  2. Risky behavior will be incentivized. Part of the excitement around The DAO was the very fact that it was not controlled by a human. No one could turn it off! Governments could not stop it! This “feature” became a bug when it was turned against The DAO. Rather than learning that human intervention is desirable for complex contracts like The DAO, developers and investors will learn that the community is perfectly willing to change the rules to save them from themselves. Oversubscribing to a particular investment vehicle will be desirable, because it increases the likelihood of a bailout.
  3. Trust in the Ethereum ecosystem will be eroded. There are three key concerns here:

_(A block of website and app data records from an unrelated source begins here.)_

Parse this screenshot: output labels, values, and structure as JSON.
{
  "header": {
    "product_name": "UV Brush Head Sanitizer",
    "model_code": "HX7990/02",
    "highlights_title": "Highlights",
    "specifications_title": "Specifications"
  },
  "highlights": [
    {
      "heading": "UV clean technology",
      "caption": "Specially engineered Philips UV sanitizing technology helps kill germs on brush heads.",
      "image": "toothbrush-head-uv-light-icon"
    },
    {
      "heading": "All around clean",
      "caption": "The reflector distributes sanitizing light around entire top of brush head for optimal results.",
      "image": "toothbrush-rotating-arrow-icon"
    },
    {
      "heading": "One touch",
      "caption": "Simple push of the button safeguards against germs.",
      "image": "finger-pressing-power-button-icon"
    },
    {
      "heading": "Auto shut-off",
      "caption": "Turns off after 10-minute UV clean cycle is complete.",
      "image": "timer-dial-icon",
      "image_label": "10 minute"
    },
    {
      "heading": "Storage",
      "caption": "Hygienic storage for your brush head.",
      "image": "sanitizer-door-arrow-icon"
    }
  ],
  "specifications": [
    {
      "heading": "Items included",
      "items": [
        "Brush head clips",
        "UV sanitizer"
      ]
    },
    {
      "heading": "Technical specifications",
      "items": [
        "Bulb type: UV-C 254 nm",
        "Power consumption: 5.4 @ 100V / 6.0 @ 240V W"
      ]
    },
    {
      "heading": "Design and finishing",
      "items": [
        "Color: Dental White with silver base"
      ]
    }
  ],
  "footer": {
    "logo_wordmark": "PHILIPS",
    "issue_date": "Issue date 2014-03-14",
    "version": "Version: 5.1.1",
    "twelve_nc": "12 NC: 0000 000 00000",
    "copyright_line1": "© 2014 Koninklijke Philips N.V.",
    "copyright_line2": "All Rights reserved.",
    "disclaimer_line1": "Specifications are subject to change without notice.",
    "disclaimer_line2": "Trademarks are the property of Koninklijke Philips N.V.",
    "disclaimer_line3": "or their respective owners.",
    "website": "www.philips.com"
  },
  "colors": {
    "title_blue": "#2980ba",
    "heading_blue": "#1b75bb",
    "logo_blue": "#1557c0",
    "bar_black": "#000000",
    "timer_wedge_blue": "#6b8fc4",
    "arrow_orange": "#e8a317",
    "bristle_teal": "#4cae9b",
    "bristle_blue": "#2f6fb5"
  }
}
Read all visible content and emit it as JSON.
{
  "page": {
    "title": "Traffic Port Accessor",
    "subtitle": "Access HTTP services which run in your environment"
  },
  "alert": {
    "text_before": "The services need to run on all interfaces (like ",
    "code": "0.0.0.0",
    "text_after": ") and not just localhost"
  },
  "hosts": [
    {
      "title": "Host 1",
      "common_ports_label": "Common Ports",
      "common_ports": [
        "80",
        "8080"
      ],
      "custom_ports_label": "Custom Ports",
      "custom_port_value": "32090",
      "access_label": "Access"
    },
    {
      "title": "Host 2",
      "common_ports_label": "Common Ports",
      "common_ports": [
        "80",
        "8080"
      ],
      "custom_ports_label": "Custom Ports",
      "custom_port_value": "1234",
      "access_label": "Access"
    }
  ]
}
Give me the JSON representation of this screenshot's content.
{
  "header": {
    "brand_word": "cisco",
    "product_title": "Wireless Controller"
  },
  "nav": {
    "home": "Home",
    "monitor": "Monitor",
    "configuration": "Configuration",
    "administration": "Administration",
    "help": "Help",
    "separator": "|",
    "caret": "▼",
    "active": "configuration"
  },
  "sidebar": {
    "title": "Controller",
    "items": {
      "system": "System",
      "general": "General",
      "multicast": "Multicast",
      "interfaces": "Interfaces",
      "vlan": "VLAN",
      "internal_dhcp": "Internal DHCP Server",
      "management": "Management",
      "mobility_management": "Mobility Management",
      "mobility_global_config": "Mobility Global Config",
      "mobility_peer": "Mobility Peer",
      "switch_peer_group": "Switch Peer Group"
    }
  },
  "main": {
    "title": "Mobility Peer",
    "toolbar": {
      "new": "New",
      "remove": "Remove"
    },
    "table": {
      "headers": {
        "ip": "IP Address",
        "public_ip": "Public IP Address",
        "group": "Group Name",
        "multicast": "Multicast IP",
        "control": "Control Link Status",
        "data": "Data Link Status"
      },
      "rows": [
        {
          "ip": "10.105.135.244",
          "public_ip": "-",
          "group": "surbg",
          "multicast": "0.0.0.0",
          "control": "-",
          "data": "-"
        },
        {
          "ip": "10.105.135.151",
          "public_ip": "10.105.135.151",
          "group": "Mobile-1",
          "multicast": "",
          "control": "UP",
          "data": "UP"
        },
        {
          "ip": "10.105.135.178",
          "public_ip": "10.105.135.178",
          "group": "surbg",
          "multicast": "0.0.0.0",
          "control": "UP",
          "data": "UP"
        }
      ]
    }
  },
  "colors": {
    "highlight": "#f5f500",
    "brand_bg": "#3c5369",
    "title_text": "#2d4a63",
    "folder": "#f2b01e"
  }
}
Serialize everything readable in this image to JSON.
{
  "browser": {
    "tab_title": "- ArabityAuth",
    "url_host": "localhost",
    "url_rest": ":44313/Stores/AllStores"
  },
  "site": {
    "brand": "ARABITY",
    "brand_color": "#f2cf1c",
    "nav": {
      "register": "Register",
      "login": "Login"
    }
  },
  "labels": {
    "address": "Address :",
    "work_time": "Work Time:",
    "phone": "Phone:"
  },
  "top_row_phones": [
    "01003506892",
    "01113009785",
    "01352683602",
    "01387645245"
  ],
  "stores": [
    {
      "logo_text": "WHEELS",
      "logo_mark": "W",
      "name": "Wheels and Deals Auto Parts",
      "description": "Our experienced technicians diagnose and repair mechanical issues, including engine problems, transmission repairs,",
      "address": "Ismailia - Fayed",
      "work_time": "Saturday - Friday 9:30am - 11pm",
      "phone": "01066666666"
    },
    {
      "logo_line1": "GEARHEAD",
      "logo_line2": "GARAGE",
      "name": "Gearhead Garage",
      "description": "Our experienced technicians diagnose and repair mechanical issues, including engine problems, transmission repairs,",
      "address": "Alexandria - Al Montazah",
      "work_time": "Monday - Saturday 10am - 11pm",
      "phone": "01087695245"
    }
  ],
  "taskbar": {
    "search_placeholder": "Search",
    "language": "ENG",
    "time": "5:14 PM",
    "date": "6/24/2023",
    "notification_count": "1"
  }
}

a) Platforms for critical systems need certainty. Right now there are very few (if any) critical systems running on Ethereum, but that is soon to change. There are plans to build critical systems on Ethereum for identity, intellectual property, commerce, and even electrical utilities. When these applications are running on Ethereum, responses like a denial of service attack against the network will be even less acceptable than it was here. But more importantly, how can these projects build on the Ethereum platform, knowing that the operation of their contracts could be changed to benefit someone unhappy with their operation?

b) The fork proposal creates a moral hazard. Right now the Ethereum community is small, meaning there is a high risk of bias or perception of bias. There is a clear conflict in people who are invested in The DAO proposing and voting on solutions that allow them to recover their own funds. As Zooko Wilcox put it: “I like and trust Vitalik [but] the rollback plan is endangering Ethereum to rescue [The DAO] investors.”

c) The fork proposal puts miners in a quasi-judicial role. With the fork proposal, miners are being asked to change the network to invalidate a certain set of transactions based on the fairness of those transactions. This is a quasi-judicial role. It is not appropriate for these decisions to be made by anonymous individuals based on proof-0f-work or proof-of-stake.


The correct response here is to reject the forks. It will be an expensive lesson to learn, but it is an important one. Doing so will make Ethereum ecosystem stronger in the long term, and teach that humans should be kept in the loop in complex systems.

What can be done in the future? What is really needed is a formalized system of governance, at both the contract level and the constitutional level (h/t Matan Field for putting this so clearly).

At the contract level, we need ways to respond to major attacks like the one that hit The DAO, but also the small inconsistencies and injustices caused by the application of standard code to non-standard situations. This could range from “oracles” that are actually trusted human arbitrators or mediators chosen in advance by the parties to a contract, to reputation and “proof of value” systems like Backfeed (Matan is one of its founders).

At the constitutional level, it will be more difficult. Both proof-of-work and proof-of-stake create a powerful incentive for voters to protect their own financial interests. We’ve seen how this has played out in the Bitcoin scaling debate. The key will be in making it as difficult as possible for miners or large stakeholders to make snap judgments on changes to the infrastructure, or to act in a judicial role. We should demand blockchain neutrality.


Thanks to the following people for their thoughtful input and critiques: Simon de la Rouviere, Matan Field, Kalin Harvey, Casey Kuhlman

Image: Confederation Bridge by MaxGag (CC BY-ND 2.0). This bridge links Prince Edward Island, the birthplace of Canada’s constitution, to the mainland.